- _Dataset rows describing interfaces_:
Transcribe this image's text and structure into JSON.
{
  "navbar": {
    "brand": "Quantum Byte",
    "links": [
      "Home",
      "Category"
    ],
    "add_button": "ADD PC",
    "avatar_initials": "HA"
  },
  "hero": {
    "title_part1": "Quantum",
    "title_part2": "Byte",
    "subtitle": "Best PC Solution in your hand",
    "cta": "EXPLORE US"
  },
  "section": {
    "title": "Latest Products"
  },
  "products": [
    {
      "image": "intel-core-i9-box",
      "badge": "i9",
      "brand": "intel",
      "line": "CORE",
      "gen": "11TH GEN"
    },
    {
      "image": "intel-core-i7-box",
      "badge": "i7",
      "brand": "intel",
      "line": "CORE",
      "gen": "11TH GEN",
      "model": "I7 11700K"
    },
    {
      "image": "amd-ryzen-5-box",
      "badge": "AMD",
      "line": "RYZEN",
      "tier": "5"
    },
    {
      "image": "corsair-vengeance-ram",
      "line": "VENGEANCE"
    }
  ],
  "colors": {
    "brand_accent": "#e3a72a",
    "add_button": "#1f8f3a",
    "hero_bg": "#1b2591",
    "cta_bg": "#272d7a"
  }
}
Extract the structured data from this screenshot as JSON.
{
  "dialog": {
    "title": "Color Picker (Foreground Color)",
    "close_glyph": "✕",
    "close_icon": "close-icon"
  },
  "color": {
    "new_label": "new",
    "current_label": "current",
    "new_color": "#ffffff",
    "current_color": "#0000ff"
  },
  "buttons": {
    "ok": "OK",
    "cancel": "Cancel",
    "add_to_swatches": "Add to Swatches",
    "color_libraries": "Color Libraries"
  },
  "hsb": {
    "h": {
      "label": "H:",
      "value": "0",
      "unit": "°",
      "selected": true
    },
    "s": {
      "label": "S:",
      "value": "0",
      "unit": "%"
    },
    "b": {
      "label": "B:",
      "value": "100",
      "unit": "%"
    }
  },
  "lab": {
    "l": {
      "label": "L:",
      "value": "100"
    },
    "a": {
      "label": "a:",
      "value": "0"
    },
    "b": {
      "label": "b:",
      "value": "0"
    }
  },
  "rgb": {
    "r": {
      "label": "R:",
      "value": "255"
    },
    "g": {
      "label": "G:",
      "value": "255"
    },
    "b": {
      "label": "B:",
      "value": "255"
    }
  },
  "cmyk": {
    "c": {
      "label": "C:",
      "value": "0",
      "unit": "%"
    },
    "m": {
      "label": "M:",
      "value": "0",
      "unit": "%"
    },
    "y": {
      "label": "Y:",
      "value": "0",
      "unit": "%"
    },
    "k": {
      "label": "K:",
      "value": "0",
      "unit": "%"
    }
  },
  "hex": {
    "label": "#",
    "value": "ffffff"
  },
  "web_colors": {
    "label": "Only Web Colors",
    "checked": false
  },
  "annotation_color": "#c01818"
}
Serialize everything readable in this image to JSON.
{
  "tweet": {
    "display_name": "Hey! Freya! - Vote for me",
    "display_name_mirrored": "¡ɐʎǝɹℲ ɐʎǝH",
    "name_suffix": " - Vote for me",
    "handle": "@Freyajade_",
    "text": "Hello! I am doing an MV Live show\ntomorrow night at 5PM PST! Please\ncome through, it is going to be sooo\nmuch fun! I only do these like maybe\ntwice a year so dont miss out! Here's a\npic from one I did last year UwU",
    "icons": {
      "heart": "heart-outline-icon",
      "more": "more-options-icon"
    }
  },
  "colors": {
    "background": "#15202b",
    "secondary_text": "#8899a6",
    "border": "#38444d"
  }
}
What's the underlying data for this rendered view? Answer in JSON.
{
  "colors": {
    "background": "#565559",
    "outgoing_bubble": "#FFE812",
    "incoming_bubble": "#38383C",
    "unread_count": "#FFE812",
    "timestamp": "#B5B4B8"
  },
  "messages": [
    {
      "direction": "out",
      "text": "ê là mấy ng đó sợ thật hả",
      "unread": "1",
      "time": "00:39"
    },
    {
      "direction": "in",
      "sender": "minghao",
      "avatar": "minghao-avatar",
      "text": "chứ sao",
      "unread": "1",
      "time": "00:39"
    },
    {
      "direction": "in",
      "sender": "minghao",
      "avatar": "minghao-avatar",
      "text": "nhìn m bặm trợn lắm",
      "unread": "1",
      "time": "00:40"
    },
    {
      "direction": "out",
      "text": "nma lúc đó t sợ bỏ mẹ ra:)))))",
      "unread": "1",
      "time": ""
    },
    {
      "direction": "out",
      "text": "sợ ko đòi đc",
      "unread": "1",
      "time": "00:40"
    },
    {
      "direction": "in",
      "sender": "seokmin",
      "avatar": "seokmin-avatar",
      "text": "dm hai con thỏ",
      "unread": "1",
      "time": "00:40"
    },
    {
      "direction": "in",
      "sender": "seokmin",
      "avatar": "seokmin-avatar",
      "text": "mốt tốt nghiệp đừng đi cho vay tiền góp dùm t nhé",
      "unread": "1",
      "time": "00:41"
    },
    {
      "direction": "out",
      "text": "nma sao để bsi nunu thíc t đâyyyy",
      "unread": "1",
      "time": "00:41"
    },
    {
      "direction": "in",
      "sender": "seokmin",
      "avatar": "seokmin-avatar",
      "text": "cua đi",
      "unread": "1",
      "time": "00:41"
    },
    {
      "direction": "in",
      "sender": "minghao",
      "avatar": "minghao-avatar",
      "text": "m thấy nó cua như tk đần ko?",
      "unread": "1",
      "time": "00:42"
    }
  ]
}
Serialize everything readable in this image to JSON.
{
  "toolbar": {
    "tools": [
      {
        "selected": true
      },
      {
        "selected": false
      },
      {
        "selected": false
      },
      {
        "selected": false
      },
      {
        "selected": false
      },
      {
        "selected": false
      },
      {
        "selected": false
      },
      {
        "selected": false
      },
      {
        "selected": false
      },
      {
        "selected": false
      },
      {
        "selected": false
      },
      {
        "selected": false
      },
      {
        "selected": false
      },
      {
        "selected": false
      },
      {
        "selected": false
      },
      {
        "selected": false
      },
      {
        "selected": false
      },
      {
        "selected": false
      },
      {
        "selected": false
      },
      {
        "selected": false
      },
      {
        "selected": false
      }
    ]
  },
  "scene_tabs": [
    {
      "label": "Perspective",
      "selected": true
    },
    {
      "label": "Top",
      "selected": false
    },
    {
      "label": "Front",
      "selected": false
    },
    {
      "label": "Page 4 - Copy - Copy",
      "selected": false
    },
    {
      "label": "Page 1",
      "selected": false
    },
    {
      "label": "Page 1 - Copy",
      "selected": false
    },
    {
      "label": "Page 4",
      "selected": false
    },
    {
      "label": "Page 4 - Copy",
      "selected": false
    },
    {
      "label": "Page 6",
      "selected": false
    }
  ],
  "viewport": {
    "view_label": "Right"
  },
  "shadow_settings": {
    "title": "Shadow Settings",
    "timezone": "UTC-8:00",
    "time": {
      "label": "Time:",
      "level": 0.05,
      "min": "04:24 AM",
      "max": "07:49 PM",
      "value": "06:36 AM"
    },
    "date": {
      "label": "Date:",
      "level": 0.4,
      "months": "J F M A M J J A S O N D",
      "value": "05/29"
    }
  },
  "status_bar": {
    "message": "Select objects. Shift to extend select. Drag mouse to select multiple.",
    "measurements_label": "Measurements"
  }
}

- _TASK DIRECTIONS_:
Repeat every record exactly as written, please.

- _SOLUTION BELOW_:
Transcribe this image's text and structure into JSON.
{
  "navbar": {
    "brand": "Quantum Byte",
    "links": [
      "Home",
      "Category"
    ],
    "add_button": "ADD PC",
    "avatar_initials": "HA"
  },
  "hero": {
    "title_part1": "Quantum",
    "title_part2": "Byte",
    "subtitle": "Best PC Solution in your hand",
    "cta": "EXPLORE US"
  },
  "section": {
    "title": "Latest Products"
  },
  "products": [
    {
      "image": "intel-core-i9-box",
      "badge": "i9",
      "brand": "intel",
      "line": "CORE",
      "gen": "11TH GEN"
    },
    {
      "image": "intel-core-i7-box",
      "badge": "i7",
      "brand": "intel",
      "line": "CORE",
      "gen": "11TH GEN",
      "model": "I7 11700K"
    },
    {
      "image": "amd-ryzen-5-box",
      "badge": "AMD",
      "line": "RYZEN",
      "tier": "5"
    },
    {
      "image": "corsair-vengeance-ram",
      "line": "VENGEANCE"
    }
  ],
  "colors": {
    "brand_accent": "#e3a72a",
    "add_button": "#1f8f3a",
    "hero_bg": "#1b2591",
    "cta_bg": "#272d7a"
  }
}
Extract the structured data from this screenshot as JSON.
{
  "dialog": {
    "title": "Color Picker (Foreground Color)",
    "close_glyph": "✕",
    "close_icon": "close-icon"
  },
  "color": {
    "new_label": "new",
    "current_label": "current",
    "new_color": "#ffffff",
    "current_color": "#0000ff"
  },
  "buttons": {
    "ok": "OK",
    "cancel": "Cancel",
    "add_to_swatches": "Add to Swatches",
    "color_libraries": "Color Libraries"
  },
  "hsb": {
    "h": {
      "label": "H:",
      "value": "0",
      "unit": "°",
      "selected": true
    },
    "s": {
      "label": "S:",
      "value": "0",
      "unit": "%"
    },
    "b": {
      "label": "B:",
      "value": "100",
      "unit": "%"
    }
  },
  "lab": {
    "l": {
      "label": "L:",
      "value": "100"
    },
    "a": {
      "label": "a:",
      "value": "0"
    },
    "b": {
      "label": "b:",
      "value": "0"
    }
  },
  "rgb": {
    "r": {
      "label": "R:",
      "value": "255"
    },
    "g": {
      "label": "G:",
      "value": "255"
    },
    "b": {
      "label": "B:",
      "value": "255"
    }
  },
  "cmyk": {
    "c": {
      "label": "C:",
      "value": "0",
      "unit": "%"
    },
    "m": {
      "label": "M:",
      "value": "0",
      "unit": "%"
    },
    "y": {
      "label": "Y:",
      "value": "0",
      "unit": "%"
    },
    "k": {
      "label": "K:",
      "value": "0",
      "unit": "%"
    }
  },
  "hex": {
    "label": "#",
    "value": "ffffff"
  },
  "web_colors": {
    "label": "Only Web Colors",
    "checked": false
  },
  "annotation_color": "#c01818"
}
Serialize everything readable in this image to JSON.
{
  "tweet": {
    "display_name": "Hey! Freya! - Vote for me",
    "display_name_mirrored": "¡ɐʎǝɹℲ ɐʎǝH",
    "name_suffix": " - Vote for me",
    "handle": "@Freyajade_",
    "text": "Hello! I am doing an MV Live show\ntomorrow night at 5PM PST! Please\ncome through, it is going to be sooo\nmuch fun! I only do these like maybe\ntwice a year so dont miss out! Here's a\npic from one I did last year UwU",
    "icons": {
      "heart": "heart-outline-icon",
      "more": "more-options-icon"
    }
  },
  "colors": {
    "background": "#15202b",
    "secondary_text": "#8899a6",
    "border": "#38444d"
  }
}
What's the underlying data for this rendered view? Answer in JSON.
{
  "colors": {
    "background": "#565559",
    "outgoing_bubble": "#FFE812",
    "incoming_bubble": "#38383C",
    "unread_count": "#FFE812",
    "timestamp": "#B5B4B8"
  },
  "messages": [
    {
      "direction": "out",
      "text": "ê là mấy ng đó sợ thật hả",
      "unread": "1",
      "time": "00:39"
    },
    {
      "direction": "in",
      "sender": "minghao",
      "avatar": "minghao-avatar",
      "text": "chứ sao",
      "unread": "1",
      "time": "00:39"
    },
    {
      "direction": "in",
      "sender": "minghao",
      "avatar": "minghao-avatar",
      "text": "nhìn m bặm trợn lắm",
      "unread": "1",
      "time": "00:40"
    },
    {
      "direction": "out",
      "text": "nma lúc đó t sợ bỏ mẹ ra:)))))",
      "unread": "1",
      "time": ""
    },
    {
      "direction": "out",
      "text": "sợ ko đòi đc",
      "unread": "1",
      "time": "00:40"
    },
    {
      "direction": "in",
      "sender": "seokmin",
      "avatar": "seokmin-avatar",
      "text": "dm hai con thỏ",
      "unread": "1",
      "time": "00:40"
    },
    {
      "direction": "in",
      "sender": "seokmin",
      "avatar": "seokmin-avatar",
      "text": "mốt tốt nghiệp đừng đi cho vay tiền góp dùm t nhé",
      "unread": "1",
      "time": "00:41"
    },
    {
      "direction": "out",
      "text": "nma sao để bsi nunu thíc t đâyyyy",
      "unread": "1",
      "time": "00:41"
    },
    {
      "direction": "in",
      "sender": "seokmin",
      "avatar": "seokmin-avatar",
      "text": "cua đi",
      "unread": "1",
      "time": "00:41"
    },
    {
      "direction": "in",
      "sender": "minghao",
      "avatar": "minghao-avatar",
      "text": "m thấy nó cua như tk đần ko?",
      "unread": "1",
      "time": "00:42"
    }
  ]
}
Serialize everything readable in this image to JSON.
{
  "toolbar": {
    "tools": [
      {
        "selected": true
      },
      {
        "selected": false
      },
      {
        "selected": false
      },
      {
        "selected": false
      },
      {
        "selected": false
      },
      {
        "selected": false
      },
      {
        "selected": false
      },
      {
        "selected": false
      },
      {
        "selected": false
      },
      {
        "selected": false
      },
      {
        "selected": false
      },
      {
        "selected": false
      },
      {
        "selected": false
      },
      {
        "selected": false
      },
      {
        "selected": false
      },
      {
        "selected": false
      },
      {
        "selected": false
      },
      {
        "selected": false
      },
      {
        "selected": false
      },
      {
        "selected": false
      },
      {
        "selected": false
      }
    ]
  },
  "scene_tabs": [
    {
      "label": "Perspective",
      "selected": true
    },
    {
      "label": "Top",
      "selected": false
    },
    {
      "label": "Front",
      "selected": false
    },
    {
      "label": "Page 4 - Copy - Copy",
      "selected": false
    },
    {
      "label": "Page 1",
      "selected": false
    },
    {
      "label": "Page 1 - Copy",
      "selected": false
    },
    {
      "label": "Page 4",
      "selected": false
    },
    {
      "label": "Page 4 - Copy",
      "selected": false
    },
    {
      "label": "Page 6",
      "selected": false
    }
  ],
  "viewport": {
    "view_label": "Right"
  },
  "shadow_settings": {
    "title": "Shadow Settings",
    "timezone": "UTC-8:00",
    "time": {
      "label": "Time:",
      "level": 0.05,
      "min": "04:24 AM",
      "max": "07:49 PM",
      "value": "06:36 AM"
    },
    "date": {
      "label": "Date:",
      "level": 0.4,
      "months": "J F M A M J J A S O N D",
      "value": "05/29"
    }
  },
  "status_bar": {
    "message": "Select objects. Shift to extend select. Drag mouse to select multiple.",
    "measurements_label": "Measurements"
  }
}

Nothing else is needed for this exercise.